Once the pictures are set aside, reproduce the entries below exactly.

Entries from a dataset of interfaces
::::::::::
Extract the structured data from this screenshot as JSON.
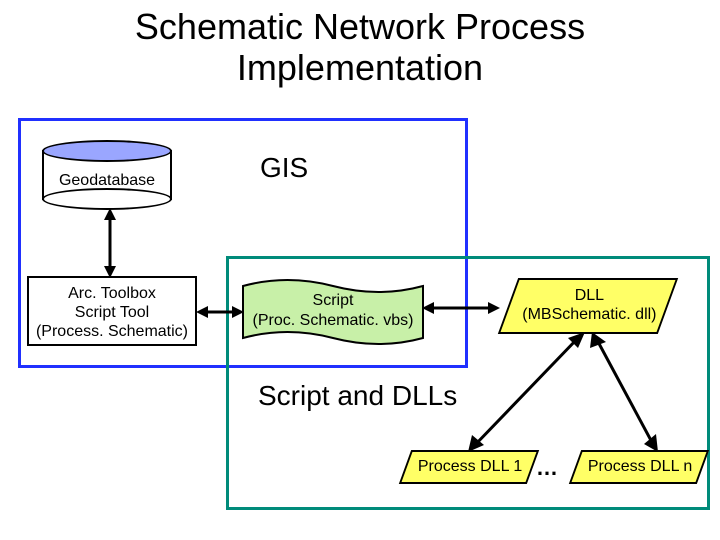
{
  "title_line1": "Schematic Network Process",
  "title_line2": "Implementation",
  "gis_label": "GIS",
  "sd_label": "Script and DLLs",
  "geodatabase_label": "Geodatabase",
  "arctoolbox_line1": "Arc. Toolbox",
  "arctoolbox_line2": "Script Tool",
  "arctoolbox_line3": "(Process. Schematic)",
  "script_line1": "Script",
  "script_line2": "(Proc. Schematic. vbs)",
  "dll_line1": "DLL",
  "dll_line2": "(MBSchematic. dll)",
  "proc_dll_1": "Process DLL 1",
  "proc_dll_n": "Process DLL n",
  "dots": "…"
}
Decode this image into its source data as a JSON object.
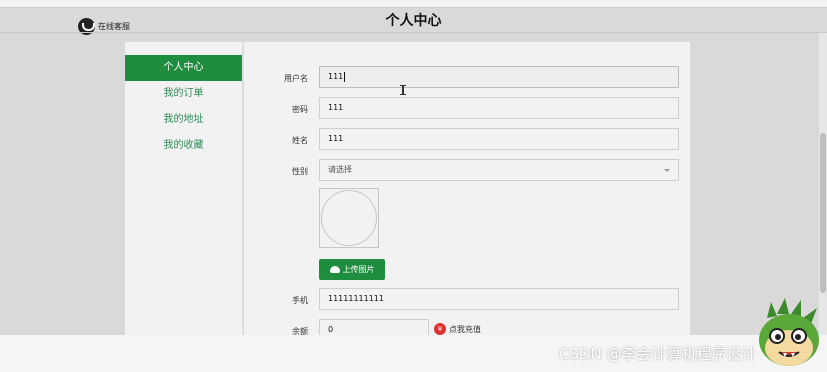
{
  "header": {
    "title": "个人中心"
  },
  "service": {
    "label": "在线客服"
  },
  "sidebar": {
    "items": [
      {
        "label": "个人中心"
      },
      {
        "label": "我的订单"
      },
      {
        "label": "我的地址"
      },
      {
        "label": "我的收藏"
      }
    ]
  },
  "form": {
    "username": {
      "label": "用户名",
      "value": "111"
    },
    "password": {
      "label": "密码",
      "value": "111"
    },
    "name": {
      "label": "姓名",
      "value": "111"
    },
    "gender": {
      "label": "性别",
      "placeholder": "请选择"
    },
    "upload": {
      "label": "上传图片"
    },
    "phone": {
      "label": "手机",
      "value": "11111111111"
    },
    "balance": {
      "label": "余额",
      "value": "0"
    },
    "recharge": {
      "label": "点我充值",
      "icon": "¥"
    }
  },
  "watermark": "CSDN @李会计算机程序设计",
  "colors": {
    "accent": "#1e8e3e",
    "recharge": "#e03030"
  }
}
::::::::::
» Written solution
Extract the structured data from this screenshot as JSON.
{
  "title_line1": "Schematic Network Process",
  "title_line2": "Implementation",
  "gis_label": "GIS",
  "sd_label": "Script and DLLs",
  "geodatabase_label": "Geodatabase",
  "arctoolbox_line1": "Arc. Toolbox",
  "arctoolbox_line2": "Script Tool",
  "arctoolbox_line3": "(Process. Schematic)",
  "script_line1": "Script",
  "script_line2": "(Proc. Schematic. vbs)",
  "dll_line1": "DLL",
  "dll_line2": "(MBSchematic. dll)",
  "proc_dll_1": "Process DLL 1",
  "proc_dll_n": "Process DLL n",
  "dots": "…"
}
Decode this image into its source data as a JSON object.
{
  "header": {
    "title": "个人中心"
  },
  "service": {
    "label": "在线客服"
  },
  "sidebar": {
    "items": [
      {
        "label": "个人中心"
      },
      {
        "label": "我的订单"
      },
      {
        "label": "我的地址"
      },
      {
        "label": "我的收藏"
      }
    ]
  },
  "form": {
    "username": {
      "label": "用户名",
      "value": "111"
    },
    "password": {
      "label": "密码",
      "value": "111"
    },
    "name": {
      "label": "姓名",
      "value": "111"
    },
    "gender": {
      "label": "性别",
      "placeholder": "请选择"
    },
    "upload": {
      "label": "上传图片"
    },
    "phone": {
      "label": "手机",
      "value": "11111111111"
    },
    "balance": {
      "label": "余额",
      "value": "0"
    },
    "recharge": {
      "label": "点我充值",
      "icon": "¥"
    }
  },
  "watermark": "CSDN @李会计算机程序设计",
  "colors": {
    "accent": "#1e8e3e",
    "recharge": "#e03030"
  }
}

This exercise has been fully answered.